## Work to complete
In the response, each entry below should appear again exactly as given.

## Dataset records

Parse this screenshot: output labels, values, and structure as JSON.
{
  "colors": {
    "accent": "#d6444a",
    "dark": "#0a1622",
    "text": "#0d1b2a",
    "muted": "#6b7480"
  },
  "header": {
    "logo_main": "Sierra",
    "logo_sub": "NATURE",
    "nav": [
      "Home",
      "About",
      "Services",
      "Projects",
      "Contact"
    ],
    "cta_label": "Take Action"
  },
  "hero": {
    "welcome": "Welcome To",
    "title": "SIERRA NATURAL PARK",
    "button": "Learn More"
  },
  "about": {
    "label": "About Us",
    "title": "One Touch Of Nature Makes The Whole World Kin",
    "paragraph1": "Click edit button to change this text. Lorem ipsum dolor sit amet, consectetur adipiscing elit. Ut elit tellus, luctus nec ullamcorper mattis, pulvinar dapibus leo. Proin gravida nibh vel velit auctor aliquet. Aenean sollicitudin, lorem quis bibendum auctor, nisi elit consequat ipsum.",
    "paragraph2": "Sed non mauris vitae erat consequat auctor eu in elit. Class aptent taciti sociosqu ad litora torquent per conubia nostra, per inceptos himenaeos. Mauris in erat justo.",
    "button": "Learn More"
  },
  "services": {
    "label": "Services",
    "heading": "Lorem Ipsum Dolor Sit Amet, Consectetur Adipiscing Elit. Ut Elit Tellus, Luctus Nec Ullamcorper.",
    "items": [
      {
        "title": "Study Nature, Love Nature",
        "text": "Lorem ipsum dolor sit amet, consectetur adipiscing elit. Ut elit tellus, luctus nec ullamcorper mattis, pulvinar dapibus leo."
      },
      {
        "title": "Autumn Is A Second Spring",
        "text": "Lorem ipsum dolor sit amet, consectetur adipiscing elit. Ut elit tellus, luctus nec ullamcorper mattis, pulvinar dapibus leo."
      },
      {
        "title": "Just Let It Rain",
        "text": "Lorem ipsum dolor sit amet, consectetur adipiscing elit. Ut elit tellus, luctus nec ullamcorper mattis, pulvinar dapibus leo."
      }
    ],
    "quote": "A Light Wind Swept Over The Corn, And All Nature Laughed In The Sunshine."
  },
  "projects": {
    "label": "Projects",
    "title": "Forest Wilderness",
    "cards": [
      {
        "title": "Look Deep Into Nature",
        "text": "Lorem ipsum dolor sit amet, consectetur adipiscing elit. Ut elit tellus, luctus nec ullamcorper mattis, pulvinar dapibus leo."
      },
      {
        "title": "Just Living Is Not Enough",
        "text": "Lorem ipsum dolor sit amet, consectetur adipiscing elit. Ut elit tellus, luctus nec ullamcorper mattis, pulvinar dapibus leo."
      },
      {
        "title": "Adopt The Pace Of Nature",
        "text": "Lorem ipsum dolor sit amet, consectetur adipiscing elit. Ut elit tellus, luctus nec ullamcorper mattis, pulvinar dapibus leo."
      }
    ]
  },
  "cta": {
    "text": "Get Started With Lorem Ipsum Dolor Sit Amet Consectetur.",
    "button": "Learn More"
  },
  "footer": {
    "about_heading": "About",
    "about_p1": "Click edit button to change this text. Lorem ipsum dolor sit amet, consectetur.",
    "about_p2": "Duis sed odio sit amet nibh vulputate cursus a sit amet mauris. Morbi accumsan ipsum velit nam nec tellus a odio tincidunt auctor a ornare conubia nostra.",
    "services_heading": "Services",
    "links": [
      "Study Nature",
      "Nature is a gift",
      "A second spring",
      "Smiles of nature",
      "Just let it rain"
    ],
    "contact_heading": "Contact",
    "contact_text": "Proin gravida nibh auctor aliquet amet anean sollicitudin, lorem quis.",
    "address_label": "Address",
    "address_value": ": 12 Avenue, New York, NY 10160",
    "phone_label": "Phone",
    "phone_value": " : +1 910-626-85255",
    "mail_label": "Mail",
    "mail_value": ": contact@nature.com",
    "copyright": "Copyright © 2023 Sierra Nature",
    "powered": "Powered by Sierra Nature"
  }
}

## Expected answer
Parse this screenshot: output labels, values, and structure as JSON.
{
  "colors": {
    "accent": "#d6444a",
    "dark": "#0a1622",
    "text": "#0d1b2a",
    "muted": "#6b7480"
  },
  "header": {
    "logo_main": "Sierra",
    "logo_sub": "NATURE",
    "nav": [
      "Home",
      "About",
      "Services",
      "Projects",
      "Contact"
    ],
    "cta_label": "Take Action"
  },
  "hero": {
    "welcome": "Welcome To",
    "title": "SIERRA NATURAL PARK",
    "button": "Learn More"
  },
  "about": {
    "label": "About Us",
    "title": "One Touch Of Nature Makes The Whole World Kin",
    "paragraph1": "Click edit button to change this text. Lorem ipsum dolor sit amet, consectetur adipiscing elit. Ut elit tellus, luctus nec ullamcorper mattis, pulvinar dapibus leo. Proin gravida nibh vel velit auctor aliquet. Aenean sollicitudin, lorem quis bibendum auctor, nisi elit consequat ipsum.",
    "paragraph2": "Sed non mauris vitae erat consequat auctor eu in elit. Class aptent taciti sociosqu ad litora torquent per conubia nostra, per inceptos himenaeos. Mauris in erat justo.",
    "button": "Learn More"
  },
  "services": {
    "label": "Services",
    "heading": "Lorem Ipsum Dolor Sit Amet, Consectetur Adipiscing Elit. Ut Elit Tellus, Luctus Nec Ullamcorper.",
    "items": [
      {
        "title": "Study Nature, Love Nature",
        "text": "Lorem ipsum dolor sit amet, consectetur adipiscing elit. Ut elit tellus, luctus nec ullamcorper mattis, pulvinar dapibus leo."
      },
      {
        "title": "Autumn Is A Second Spring",
        "text": "Lorem ipsum dolor sit amet, consectetur adipiscing elit. Ut elit tellus, luctus nec ullamcorper mattis, pulvinar dapibus leo."
      },
      {
        "title": "Just Let It Rain",
        "text": "Lorem ipsum dolor sit amet, consectetur adipiscing elit. Ut elit tellus, luctus nec ullamcorper mattis, pulvinar dapibus leo."
      }
    ],
    "quote": "A Light Wind Swept Over The Corn, And All Nature Laughed In The Sunshine."
  },
  "projects": {
    "label": "Projects",
    "title": "Forest Wilderness",
    "cards": [
      {
        "title": "Look Deep Into Nature",
        "text": "Lorem ipsum dolor sit amet, consectetur adipiscing elit. Ut elit tellus, luctus nec ullamcorper mattis, pulvinar dapibus leo."
      },
      {
        "title": "Just Living Is Not Enough",
        "text": "Lorem ipsum dolor sit amet, consectetur adipiscing elit. Ut elit tellus, luctus nec ullamcorper mattis, pulvinar dapibus leo."
      },
      {
        "title": "Adopt The Pace Of Nature",
        "text": "Lorem ipsum dolor sit amet, consectetur adipiscing elit. Ut elit tellus, luctus nec ullamcorper mattis, pulvinar dapibus leo."
      }
    ]
  },
  "cta": {
    "text": "Get Started With Lorem Ipsum Dolor Sit Amet Consectetur.",
    "button": "Learn More"
  },
  "footer": {
    "about_heading": "About",
    "about_p1": "Click edit button to change this text. Lorem ipsum dolor sit amet, consectetur.",
    "about_p2": "Duis sed odio sit amet nibh vulputate cursus a sit amet mauris. Morbi accumsan ipsum velit nam nec tellus a odio tincidunt auctor a ornare conubia nostra.",
    "services_heading": "Services",
    "links": [
      "Study Nature",
      "Nature is a gift",
      "A second spring",
      "Smiles of nature",
      "Just let it rain"
    ],
    "contact_heading": "Contact",
    "contact_text": "Proin gravida nibh auctor aliquet amet anean sollicitudin, lorem quis.",
    "address_label": "Address",
    "address_value": ": 12 Avenue, New York, NY 10160",
    "phone_label": "Phone",
    "phone_value": " : +1 910-626-85255",
    "mail_label": "Mail",
    "mail_value": ": contact@nature.com",
    "copyright": "Copyright © 2023 Sierra Nature",
    "powered": "Powered by Sierra Nature"
  }
}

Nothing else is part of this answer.